If they ever decide to self build again, the couple would consider going for an alternative wraparound to SIPs – although they’d still like to include plenty of top grade insulation in the building’s fabric. “The system seemed to need a lot of different trades to bring everything together and complete the job,” says Darren.
They also don’t think using SIPs will generate the huge saving in heating costs they expected. “We opted for this route because of the panels’ thermal performance and we were advised that the cost of heating the house with these in place would be around £150 per year – or even less if we had an extra layer of insulation,” explains Anthony. “We jumped at this idea but it took an extra two weeks to fit the insulation boards. When the official SAP report arrived, it indicated that our heating bill will actually be nearer £750.”
Blue engineering bricks have been applied with a mixture of render and oak cladding for the exterior. Spanish slate was chosen instead of the Welsh variety for the roof. “It was half the price and our architect friend couldn’t even tell the difference,” says Darren.
For heating and ventilation, a Samsung air source heat pump, Genvex GES Energy mechanical ventilation heat recovery (MVHR) unit and a Speedfit underfloor heating system were installed.
“Darren suffers from terrible hayfever and asthma so the addition of pollen filters has been a great solution,” says Anthony. “We’d hoped to build an energy efficient home and certainly the airtightness is fantastic – although we had to sacrifice a cloakroom to house the MVHR unit and a back-up boiler.
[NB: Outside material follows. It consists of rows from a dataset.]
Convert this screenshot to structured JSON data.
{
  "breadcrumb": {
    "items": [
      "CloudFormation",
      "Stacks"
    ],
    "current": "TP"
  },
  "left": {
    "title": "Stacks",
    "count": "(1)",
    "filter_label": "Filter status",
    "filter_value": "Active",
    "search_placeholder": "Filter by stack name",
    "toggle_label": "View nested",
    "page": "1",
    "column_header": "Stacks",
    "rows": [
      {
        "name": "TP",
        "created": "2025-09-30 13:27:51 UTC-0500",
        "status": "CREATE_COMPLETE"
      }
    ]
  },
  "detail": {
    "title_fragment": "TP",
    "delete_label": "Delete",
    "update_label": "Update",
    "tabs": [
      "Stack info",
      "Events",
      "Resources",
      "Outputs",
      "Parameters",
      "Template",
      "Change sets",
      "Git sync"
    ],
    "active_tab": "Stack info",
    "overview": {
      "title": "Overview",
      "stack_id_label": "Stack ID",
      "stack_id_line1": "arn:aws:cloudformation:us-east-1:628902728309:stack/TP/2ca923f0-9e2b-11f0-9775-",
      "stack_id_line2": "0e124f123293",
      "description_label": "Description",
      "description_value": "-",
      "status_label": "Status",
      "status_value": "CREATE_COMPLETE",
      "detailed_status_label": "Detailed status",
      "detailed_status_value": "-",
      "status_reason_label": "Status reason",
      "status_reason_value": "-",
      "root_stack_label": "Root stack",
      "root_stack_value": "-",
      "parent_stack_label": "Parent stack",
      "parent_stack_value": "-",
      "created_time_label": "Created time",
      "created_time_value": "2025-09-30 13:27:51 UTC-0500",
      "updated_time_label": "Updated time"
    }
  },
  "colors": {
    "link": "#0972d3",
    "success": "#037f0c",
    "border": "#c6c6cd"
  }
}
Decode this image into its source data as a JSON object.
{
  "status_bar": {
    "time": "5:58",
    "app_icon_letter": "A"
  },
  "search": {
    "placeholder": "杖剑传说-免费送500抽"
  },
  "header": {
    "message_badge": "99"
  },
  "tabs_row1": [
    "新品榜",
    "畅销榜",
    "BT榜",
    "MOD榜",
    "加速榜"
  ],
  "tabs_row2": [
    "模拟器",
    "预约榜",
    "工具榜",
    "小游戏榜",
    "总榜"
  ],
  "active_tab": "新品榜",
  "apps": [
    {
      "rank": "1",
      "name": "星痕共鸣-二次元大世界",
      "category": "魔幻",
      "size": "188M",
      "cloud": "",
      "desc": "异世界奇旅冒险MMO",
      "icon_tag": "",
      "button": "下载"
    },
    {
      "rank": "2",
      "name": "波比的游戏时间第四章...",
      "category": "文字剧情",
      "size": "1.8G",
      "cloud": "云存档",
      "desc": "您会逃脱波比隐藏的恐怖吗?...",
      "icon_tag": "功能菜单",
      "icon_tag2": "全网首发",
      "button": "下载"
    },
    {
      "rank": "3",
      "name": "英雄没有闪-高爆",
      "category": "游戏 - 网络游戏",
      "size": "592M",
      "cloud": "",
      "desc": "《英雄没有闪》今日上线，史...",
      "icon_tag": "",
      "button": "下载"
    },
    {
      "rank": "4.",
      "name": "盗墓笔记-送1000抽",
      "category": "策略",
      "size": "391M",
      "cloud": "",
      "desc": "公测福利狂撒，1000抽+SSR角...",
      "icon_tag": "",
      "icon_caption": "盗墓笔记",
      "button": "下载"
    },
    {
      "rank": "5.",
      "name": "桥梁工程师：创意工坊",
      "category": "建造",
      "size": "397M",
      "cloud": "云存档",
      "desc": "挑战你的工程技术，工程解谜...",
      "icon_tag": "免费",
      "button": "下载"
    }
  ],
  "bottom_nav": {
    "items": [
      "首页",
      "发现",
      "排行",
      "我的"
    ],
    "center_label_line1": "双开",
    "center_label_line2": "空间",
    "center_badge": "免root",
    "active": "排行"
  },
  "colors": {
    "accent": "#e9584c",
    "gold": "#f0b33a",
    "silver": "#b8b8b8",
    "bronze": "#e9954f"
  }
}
Our air test result was 1.78 m3/(h.m2), which is very good.”
A rewarding home
Reflecting on their experience of self building and the creation of their oak frame house, the couple are overjoyed. “Seeing the build evolve as we’d imagined was great,” says Darren. “Having the opportunity to do things properly was a real bonus as the properties we’ve lived in previously always seemed to have been botched in some way. We’ve not cut corners and have done everything to the best of our ability, using the best materials we could afford as part of our budget, which was initially £350,000, although we ended up spending £360,000.”
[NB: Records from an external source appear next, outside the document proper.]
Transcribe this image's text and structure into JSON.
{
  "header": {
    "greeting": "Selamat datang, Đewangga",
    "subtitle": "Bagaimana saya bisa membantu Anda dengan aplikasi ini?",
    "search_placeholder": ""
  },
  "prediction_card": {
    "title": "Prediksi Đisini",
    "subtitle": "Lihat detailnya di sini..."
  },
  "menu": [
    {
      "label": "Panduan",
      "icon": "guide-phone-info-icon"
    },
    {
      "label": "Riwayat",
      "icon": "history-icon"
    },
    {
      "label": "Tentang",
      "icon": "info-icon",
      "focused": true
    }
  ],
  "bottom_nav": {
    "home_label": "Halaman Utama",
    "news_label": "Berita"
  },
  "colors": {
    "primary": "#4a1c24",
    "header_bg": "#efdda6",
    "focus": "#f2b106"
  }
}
“Building our home has spoilt us in that when we now look at other properties for sale we know that we could create something better. I do think that it would be quite difficult for us to go back to living in a ready-made house now,” says Anthony, who admits they’re already considering embarking on another self build. “Next time, we’ll go for a more traditional cottage style with red bricks but still using an oak frame – it’s always nice to have variety.”
Darren and Anthony aren’t in a rush however, and intend to enjoy life in their beautifully-constructed Cheshire home for the foreseeable future. “We love the open-plan area that hosts our kitchen, dining room and living space,” says Darren. “It’s a really sociable area and is great for entertaining. But our favourite aspect has to be the fixed glazing, which has a dark grey frame to match the brickwork. The views from the windows are constantly changing – it’s like we’re living in the woods.”
Words: Richard Webber Photos: Colin Poole First published: December 2015